Once at the mercy of shippers, truckers now are turning the tables, thanks to surging freight demand and a shortage of drivers.
Gone are the days when customers used reliability scorecards to reject some truckers and kept others waiting for hours with no place to take a break but portable canopies and grimy restrooms. Now, companies such as Nestle SA are rushing to make drivers feel welcome. And shippers that hinder rigs from quick turnarounds or treat operators shabbily are paying a premium.
“Carriers are now starting to score shippers and receivers, and the primary way of keeping score is money,” said Cliff Finkle, vice president of Finkle Trucking, a New Jersey-based company with 250 rigs. “I’m just going to say, ‘Your place sucks, and if you really want me to go in there, I want an extra $300.’ ”
Trucking companies’ increased leverage is applying added pressure to cargo costs as accelerating economic growth bolsters transportation demand and exacerbates driver scarcity. With first-quarter trucking spot rates up 27 percent from a year earlier, according to Bloomberg Intelligence, freight expenses are crimping profits at companies from 3M Co. to General Mills Inc.
Relief isn’t in sight. The U.S. has about 280,000 fewer truck drivers than it needs, a shortfall that’s grown more than threefold from 78,000 about two years ago, according to estimates by FTR Transportation Intelligence. The dearth of available trucks got worse in April as regulators stepped up enforcement of limits on driver hours.
Such pressures have prompted customers to go the extra mile to make sure they can get drivers when they need them, whether by sprucing up break areas or taking steps to speed truck turnaround.

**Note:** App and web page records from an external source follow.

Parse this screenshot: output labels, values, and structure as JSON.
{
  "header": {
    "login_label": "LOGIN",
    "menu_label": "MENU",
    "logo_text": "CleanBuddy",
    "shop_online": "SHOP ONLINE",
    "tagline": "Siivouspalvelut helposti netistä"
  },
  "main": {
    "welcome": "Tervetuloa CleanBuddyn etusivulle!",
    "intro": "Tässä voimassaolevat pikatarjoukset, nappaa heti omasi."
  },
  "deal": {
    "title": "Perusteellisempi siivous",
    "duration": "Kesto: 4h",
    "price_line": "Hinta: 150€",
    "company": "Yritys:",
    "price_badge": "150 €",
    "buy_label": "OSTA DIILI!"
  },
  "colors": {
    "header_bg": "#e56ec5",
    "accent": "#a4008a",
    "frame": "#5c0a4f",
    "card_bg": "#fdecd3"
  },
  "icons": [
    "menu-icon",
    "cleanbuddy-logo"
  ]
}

If shippers processed cargo more quickly, they could free up freight capacity as much as 20 percent, said Bob Costello, an economist with the American Trucking Associations trade group.
Shippers are also getting prodded by the trucking industry itself. Most freight contracts require customers to make payments if a driver is detained for more than two hours. Disputes over such payments are common, however.
“If a shipper in our network is a serial abuser of detention, we will not take their freight,” said Drew McElroy, chief executive officer of Transfix, a logistics startup. “We’re actually building our brand with the driver community at least partially around the quality of the freight and the freight experience you have.”
One way to speed up the process is to enable a driver to drop a trailer at a shipping yard and hook up another that’s already loaded, even before the first is emptied. That requires customers to provide space for parking the extra trailer and its own drivers to maneuver equipment into position.
Nestle boosted such drop-and-hook operations at its U.S. water unit to 61 percent last year from 57 percent in 2016, said Ken Rogers, the unit’s director of transportation. That increase along with other efforts, such as putting radio transmitters on trailers to locate them more quickly and making signage consistent across its yards, helped cut loading and unloading time by 18 percent.
“We need drivers to be driving and not looking for trailers and not waiting at locations to get unloaded or loaded,” he said. But not all Nestle facilities have the space for drop-and-hook operations, so the Swiss food and beverage giant also has made driver waiting areas more pleasant.
Nestle converted part of its Ontario, California, warehouse into a break room with restrooms, coffee, bottled water and a television. In addition to paying standard detention payments at its own locations, Nestle also sometimes pays when truckers are delayed at its customers’ facilities.
“There are definitely things you can do to partner with a carrier to stave off the spot rates,” Rogers said. “We don’t ever want to lose a carrier because they feel like they’re being abused on the receiver side.”
For shippers, the costs of improving operations pay for themselves, said Ben Cubitt, chief of engineering and procurement for Transplace, a logistics consulting firm.
“Carriers to some extent have a naughty and nice list,” he said. “If you’ve been a good partner through thick and thin, you’re definitely suffering less in this tough market than other shippers.”